What is the Legacy infighting embodiment of the Saudi-led coalition in southern Yemen?
A Yemeni activist and political commentator says the recent infighting between Emirati- and Saudi-backed paid fighters in the southern port city of Aden is the embodiment of the UK’s “legacy of divide and conquer.”
Hussain al-Bukhaiti made the remarks in an interview with Press TV on Wednesday after Leader of the Islamic Revolution Ayatollah Seyyed Ali Khamenei warned that the regimes in Riyadh and Abu Dahabi — which have been leading a military campaign against Yemen — are after partitioning the country.
It came after Yemen’s port city of Aden, which bases the ex-government, has been rocked by deadly clashes between Emirati-backed separatists and Saudi-backed paid fighters, amid a widening rift in the Riyadh-led military coalition waging war on the Arabian Peninsula state.According to reports, the infighting broke out Wednesday after the southern separatists attended a funeral for dozens of fellows, including a senior paid fighter commander, who were killed in last week’s retaliatory missile attack.
The United Nations (UN) says at least 40 people have been killed and 260 others wounded in Yemen’s southern port city of Aden during infighting between groups of paid fighters receiving support from either Saudi Arabia or the United Arab Emirates (UAE).
Political experts say the recent armed clashes between Saudi-backed paid fighters and Emirati-backed separatists in southern Yemen indicate how the war against the impoverished country has ended up in a deadlock.
In March 2015, the US -backed –Saudi-led coalition started a war against Yemen with the declared aim of crushing the Houthi Ansarullah movement, who had taken over from the staunch Riyadh ally and fugitive former president Abd Rabbuh Mansur Hadi, while also seeking to secure the Saudi border with its southern neighbor.
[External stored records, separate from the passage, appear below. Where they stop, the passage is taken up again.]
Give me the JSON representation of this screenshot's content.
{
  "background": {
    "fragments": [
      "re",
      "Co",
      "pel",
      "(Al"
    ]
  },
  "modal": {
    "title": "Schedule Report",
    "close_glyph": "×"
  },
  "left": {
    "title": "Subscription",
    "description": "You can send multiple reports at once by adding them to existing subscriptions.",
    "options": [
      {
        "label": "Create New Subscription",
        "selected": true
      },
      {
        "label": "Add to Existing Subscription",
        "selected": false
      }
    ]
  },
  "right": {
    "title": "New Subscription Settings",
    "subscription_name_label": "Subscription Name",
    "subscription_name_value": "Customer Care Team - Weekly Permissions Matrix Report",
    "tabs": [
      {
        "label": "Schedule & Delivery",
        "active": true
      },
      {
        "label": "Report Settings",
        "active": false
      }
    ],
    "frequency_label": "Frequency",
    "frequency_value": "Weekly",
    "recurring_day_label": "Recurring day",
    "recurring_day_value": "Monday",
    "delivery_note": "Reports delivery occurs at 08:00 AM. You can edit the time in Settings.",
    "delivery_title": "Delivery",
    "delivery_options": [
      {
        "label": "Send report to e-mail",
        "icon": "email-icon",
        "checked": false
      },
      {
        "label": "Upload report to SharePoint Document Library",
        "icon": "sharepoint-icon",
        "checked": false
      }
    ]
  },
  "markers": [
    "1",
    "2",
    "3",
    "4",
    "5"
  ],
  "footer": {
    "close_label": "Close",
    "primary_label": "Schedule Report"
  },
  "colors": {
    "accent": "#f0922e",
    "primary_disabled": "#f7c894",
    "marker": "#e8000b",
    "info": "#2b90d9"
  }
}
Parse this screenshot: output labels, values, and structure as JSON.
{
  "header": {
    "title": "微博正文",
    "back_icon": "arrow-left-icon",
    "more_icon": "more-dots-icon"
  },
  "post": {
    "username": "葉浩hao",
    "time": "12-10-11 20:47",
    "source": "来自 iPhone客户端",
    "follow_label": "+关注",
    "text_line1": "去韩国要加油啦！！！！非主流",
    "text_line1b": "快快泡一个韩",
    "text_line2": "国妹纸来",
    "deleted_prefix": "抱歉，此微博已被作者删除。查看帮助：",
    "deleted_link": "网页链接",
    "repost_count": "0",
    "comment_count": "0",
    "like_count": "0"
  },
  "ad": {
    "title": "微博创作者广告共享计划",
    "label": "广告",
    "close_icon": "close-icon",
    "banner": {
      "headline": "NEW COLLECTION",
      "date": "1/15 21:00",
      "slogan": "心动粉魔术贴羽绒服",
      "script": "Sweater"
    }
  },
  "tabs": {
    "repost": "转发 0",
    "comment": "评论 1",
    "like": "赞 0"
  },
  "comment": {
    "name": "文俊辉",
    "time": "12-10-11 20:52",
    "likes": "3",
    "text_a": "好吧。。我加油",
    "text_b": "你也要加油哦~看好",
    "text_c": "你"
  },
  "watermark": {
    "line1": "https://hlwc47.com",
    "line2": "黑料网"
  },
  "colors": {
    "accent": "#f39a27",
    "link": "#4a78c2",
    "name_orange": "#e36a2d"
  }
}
Three years and over 600,000 dead and injured Yemeni people and prevented the patients from travelling abroad for treatment and blocked the entry of medicine into the war-torn country, the war has yielded little to that effect.
Despite the coalition claims that it is bombing the positions of the Ansarullah fighters, Saudi bombers are flattening residential areas and civilian infrastructures.
More than 2,200 others have died of cholera, and the crisis has triggered what the United Nations has described as the world’s worst humanitarian disaster.